More Monopoly Madness: UK Criminalizes The Copying Of Registered Designs
from the exactly-wrong dept
One of the reasons that the Anti-Counterfeiting Trade Agreement (ACTA) was opposed and defeated in 2012 was that it included an attempt to require criminal sanctions for "willful trademark counterfeiting or copyright or related rights piracy on a commercial scale" (pdf), where "on a commercial scale" was so loosely defined that it risked applying to even trivial infractions. This is part of a continuing push around the world to bring in harsher penalties for infringements of intellectual monopolies, particularly in the realm of copyright.
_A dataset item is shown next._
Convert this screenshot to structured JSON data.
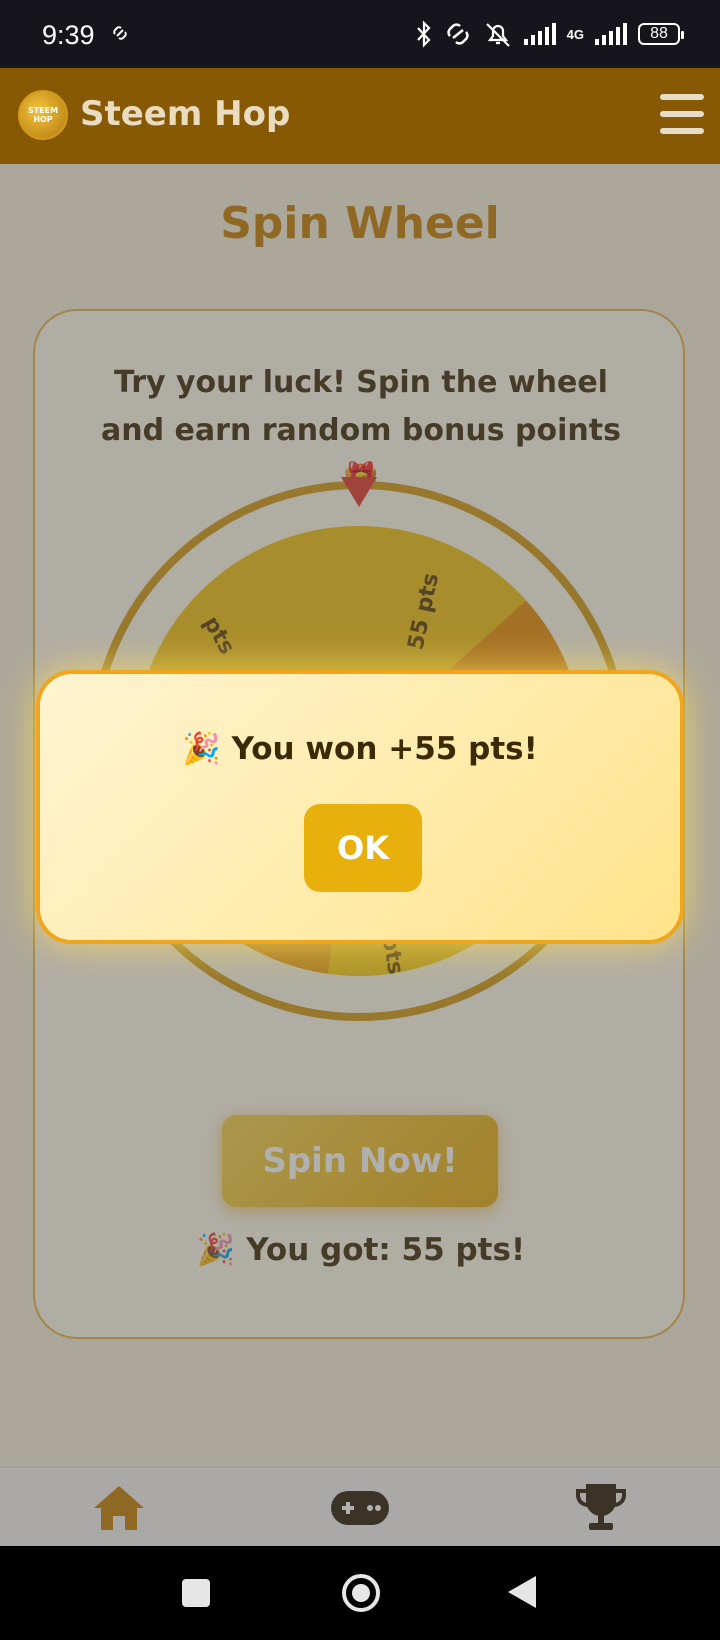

It seems that even the more obscure domains are affected: the Comparative Patent Remedies blog has a post about new legislation in the UK that criminalizes the copying of registered designs. Written by Professor Sarah Burstein of the University of Oklahoma College of Law, the post is highly critical of the move, and takes apart the claimed reasons for bringing in this new law. In particular, she demolishes the "parity" argument -- that criminal penalties are available for copyright infringement, and so they should be for registered design infringement too. As Burstein points out:
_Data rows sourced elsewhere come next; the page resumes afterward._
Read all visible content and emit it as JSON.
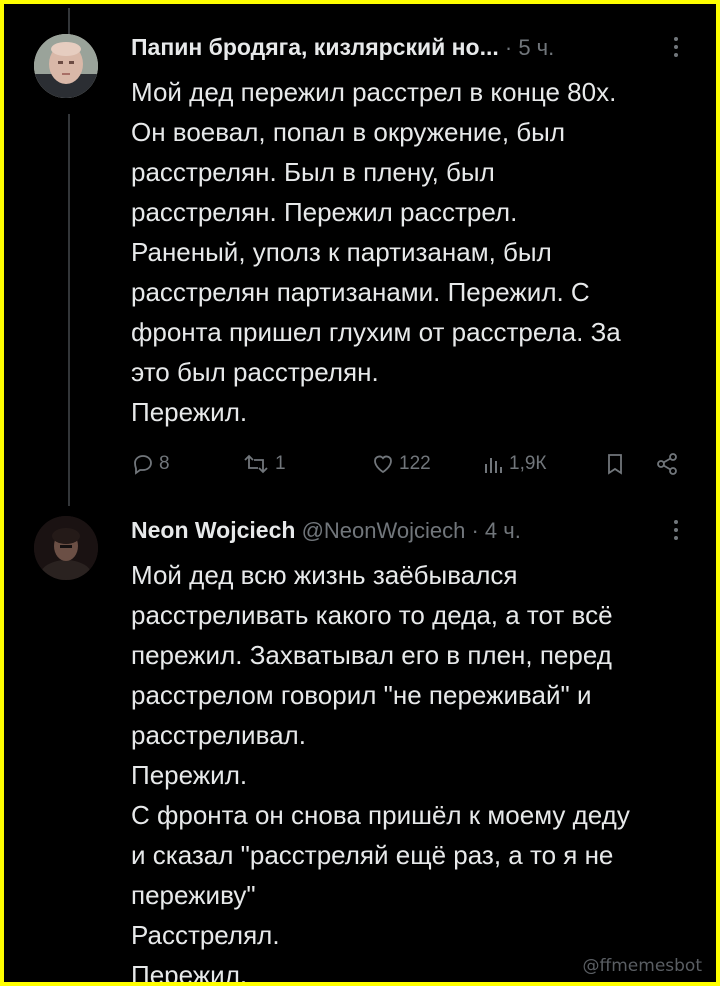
{
  "tweets": [
    {
      "author": "Папин бродяга, кизлярский но...",
      "separator": " · ",
      "time": "5 ч.",
      "more_icon": "ellipsis-vertical-icon",
      "text": "Мой дед пережил расстрел в конце 80х.\nОн воевал, попал в окружение, был\nрасстрелян. Был в плену, был\nрасстрелян. Пережил расстрел.\nРаненый, уполз к партизанам, был\nрасстрелян партизанами. Пережил. С\nфронта пришел глухим от расстрела. За\nэто был расстрелян.\nПережил.",
      "actions": {
        "replies": "8",
        "retweets": "1",
        "likes": "122",
        "views": "1,9К"
      }
    },
    {
      "author": "Neon Wojciech",
      "handle": "@NeonWojciech",
      "separator": " · ",
      "time": "4 ч.",
      "more_icon": "ellipsis-vertical-icon",
      "text": "Мой дед всю жизнь заёбывался\nрасстреливать какого то деда, а тот всё\nпережил. Захватывал его в плен, перед\nрасстрелом говорил \"не переживай\" и\nрасстреливал.\nПережил.\nС фронта он снова пришёл к моему деду\nи сказал \"расстреляй ещё раз, а то я не\nпереживу\"\nРасстрелял.\nПережил."
    }
  ],
  "watermark": "@ffmemesbot",
  "colors": {
    "background": "#000000",
    "border": "#ffff00",
    "text": "#e7e9ea",
    "muted": "#71767b"
  }
}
Different IP rights are supposed to protect different things for different reasons; therefore, it is not at all unfair or illogical to provide for different remedies. The parity argument also appears to assume that criminal sanctions for copyright and trademark infringement are appropriate and well-justified -- something that is by no means clearly established.
After addressing the other supposed justifications for criminalization, Burstein concludes as follows:
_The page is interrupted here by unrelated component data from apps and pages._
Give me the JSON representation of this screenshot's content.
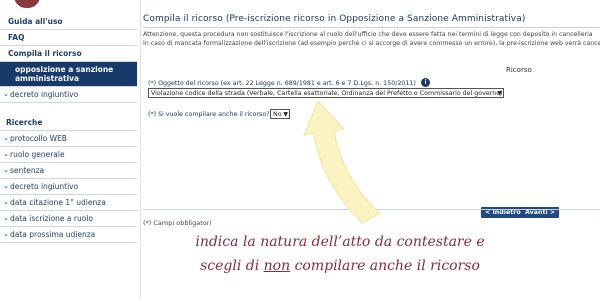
{
  "sidebar": {
    "top_items": [
      {
        "label": "Guida all'uso"
      },
      {
        "label": "FAQ"
      },
      {
        "label": "Compila il ricorso"
      }
    ],
    "active_item": "opposizione a sanzione amministrativa",
    "decreto_item": "decreto ingiuntivo",
    "section_title": "Ricerche",
    "search_items": [
      {
        "label": "protocollo WEB"
      },
      {
        "label": "ruolo generale"
      },
      {
        "label": "sentenza"
      },
      {
        "label": "decreto ingiuntivo"
      },
      {
        "label": "data citazione 1° udienza"
      },
      {
        "label": "data iscrizione a ruolo"
      },
      {
        "label": "data prossima udienza"
      }
    ]
  },
  "main": {
    "title": "Compila il ricorso (Pre-iscrizione ricorso in Opposizione a Sanzione Amministrativa)",
    "intro_line1": "Attenzione, questa procedura non sostituisce l'iscrizione al ruolo dell'ufficio che deve essere fatta nei termini di legge con deposito in cancelleria",
    "intro_line2": "In caso di mancata formalizzazione dell'iscrizione (ad esempio perchè ci si accorge di avere commesso un errore), la pre-iscrizione web verrà cancellata",
    "section_label": "Ricorso",
    "oggetto_label": "(*) Oggetto del ricorso (ex art. 22 Legge n. 689/1981 e art. 6 e 7 D.Lgs. n. 150/2011)",
    "oggetto_value": "Violazione codice della strada (Verbale, Cartella esattoriale, Ordinanza del Prefetto o Commissario del governo)",
    "compila_label": "(*) Si vuole compilare anche il ricorso?",
    "compila_value": "No",
    "btn_back": "< Indietro",
    "btn_next": "Avanti >",
    "footnote": "(*) Campi obbligatori"
  },
  "annotation": {
    "line1": "indica la natura dell’atto da contestare e",
    "line2_prefix": "scegli di ",
    "line2_underlined": "non",
    "line2_suffix": " compilare anche il ricorso"
  },
  "colors": {
    "nav_blue": "#173a6b",
    "button_blue": "#1f4a86",
    "annotation_text": "#8a2a3a",
    "arrow_fill": "#fbf3c2"
  },
  "icons": {
    "info": "info-icon",
    "chevron": "chevron-down-icon"
  }
}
overall, the addition of these new criminal sanctions to UK law appears to be an ill-advised and unfortunate development. As many opponents (who included UK companies, IP practitioners and IP professors) noted, there is a significant risk that these sanctions will chill legitimate design innovation.
In other words, extreme measures supposedly brought in to support the design industry and its creativity may end up damaging it.